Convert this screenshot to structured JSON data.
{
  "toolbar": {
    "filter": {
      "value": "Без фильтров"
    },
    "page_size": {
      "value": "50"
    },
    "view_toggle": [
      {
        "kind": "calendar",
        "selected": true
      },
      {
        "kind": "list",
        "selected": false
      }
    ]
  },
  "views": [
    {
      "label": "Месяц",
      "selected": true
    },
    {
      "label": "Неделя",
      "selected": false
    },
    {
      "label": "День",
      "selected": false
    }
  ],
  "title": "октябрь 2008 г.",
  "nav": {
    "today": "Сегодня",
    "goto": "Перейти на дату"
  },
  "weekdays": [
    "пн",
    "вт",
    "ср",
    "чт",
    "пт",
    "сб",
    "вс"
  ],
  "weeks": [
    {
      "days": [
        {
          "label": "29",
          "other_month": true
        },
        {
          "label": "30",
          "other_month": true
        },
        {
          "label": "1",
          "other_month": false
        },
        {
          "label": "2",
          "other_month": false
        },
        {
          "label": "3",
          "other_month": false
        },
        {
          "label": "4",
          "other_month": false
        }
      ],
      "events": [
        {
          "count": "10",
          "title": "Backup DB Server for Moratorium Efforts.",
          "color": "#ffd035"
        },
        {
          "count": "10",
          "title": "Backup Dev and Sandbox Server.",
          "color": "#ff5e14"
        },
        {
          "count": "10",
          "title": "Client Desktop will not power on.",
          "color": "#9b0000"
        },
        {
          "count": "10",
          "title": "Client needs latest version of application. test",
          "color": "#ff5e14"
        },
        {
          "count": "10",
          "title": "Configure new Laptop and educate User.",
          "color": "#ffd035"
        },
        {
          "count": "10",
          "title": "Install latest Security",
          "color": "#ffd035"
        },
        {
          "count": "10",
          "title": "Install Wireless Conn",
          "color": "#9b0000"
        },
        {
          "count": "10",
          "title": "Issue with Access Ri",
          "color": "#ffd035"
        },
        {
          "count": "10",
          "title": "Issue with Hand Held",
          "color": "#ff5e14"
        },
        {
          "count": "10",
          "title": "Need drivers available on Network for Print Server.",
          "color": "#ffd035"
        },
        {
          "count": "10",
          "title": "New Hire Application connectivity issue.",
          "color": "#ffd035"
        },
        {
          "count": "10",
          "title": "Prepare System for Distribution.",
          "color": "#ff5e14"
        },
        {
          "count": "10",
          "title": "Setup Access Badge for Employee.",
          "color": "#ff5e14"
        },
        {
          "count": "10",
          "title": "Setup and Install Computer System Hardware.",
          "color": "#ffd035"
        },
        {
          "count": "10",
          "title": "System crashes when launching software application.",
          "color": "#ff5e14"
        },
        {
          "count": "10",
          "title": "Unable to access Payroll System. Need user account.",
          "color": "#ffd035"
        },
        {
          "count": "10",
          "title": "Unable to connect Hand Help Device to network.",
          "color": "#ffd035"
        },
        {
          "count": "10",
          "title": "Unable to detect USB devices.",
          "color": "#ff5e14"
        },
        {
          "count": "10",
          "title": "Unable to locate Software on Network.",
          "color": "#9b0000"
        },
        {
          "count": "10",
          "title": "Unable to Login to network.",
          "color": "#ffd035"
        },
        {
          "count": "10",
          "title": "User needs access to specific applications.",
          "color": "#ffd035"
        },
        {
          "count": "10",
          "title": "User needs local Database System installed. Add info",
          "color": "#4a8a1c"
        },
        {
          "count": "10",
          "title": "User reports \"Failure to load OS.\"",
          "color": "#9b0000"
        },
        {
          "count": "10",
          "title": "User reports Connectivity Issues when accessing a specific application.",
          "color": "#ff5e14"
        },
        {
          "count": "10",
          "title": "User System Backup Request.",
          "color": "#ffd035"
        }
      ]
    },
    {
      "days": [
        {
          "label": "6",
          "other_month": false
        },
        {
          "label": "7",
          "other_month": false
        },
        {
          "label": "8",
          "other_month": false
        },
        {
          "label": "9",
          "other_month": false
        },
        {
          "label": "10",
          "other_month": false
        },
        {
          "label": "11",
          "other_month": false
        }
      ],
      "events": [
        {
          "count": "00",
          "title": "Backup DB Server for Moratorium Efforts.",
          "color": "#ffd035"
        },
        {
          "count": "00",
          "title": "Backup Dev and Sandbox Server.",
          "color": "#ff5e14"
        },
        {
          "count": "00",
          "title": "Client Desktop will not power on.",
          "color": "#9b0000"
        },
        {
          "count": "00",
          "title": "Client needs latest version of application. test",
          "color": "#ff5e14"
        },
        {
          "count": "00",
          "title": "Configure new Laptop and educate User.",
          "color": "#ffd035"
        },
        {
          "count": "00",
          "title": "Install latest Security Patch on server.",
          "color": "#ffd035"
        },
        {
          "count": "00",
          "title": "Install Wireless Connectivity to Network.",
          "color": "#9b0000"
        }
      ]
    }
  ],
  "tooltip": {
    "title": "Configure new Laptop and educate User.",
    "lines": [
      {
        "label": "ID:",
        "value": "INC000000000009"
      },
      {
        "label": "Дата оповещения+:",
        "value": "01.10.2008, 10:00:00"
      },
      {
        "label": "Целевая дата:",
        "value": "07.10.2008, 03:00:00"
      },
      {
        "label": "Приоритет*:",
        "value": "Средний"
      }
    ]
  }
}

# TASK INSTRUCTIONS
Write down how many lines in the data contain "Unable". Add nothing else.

# SOLUTION
5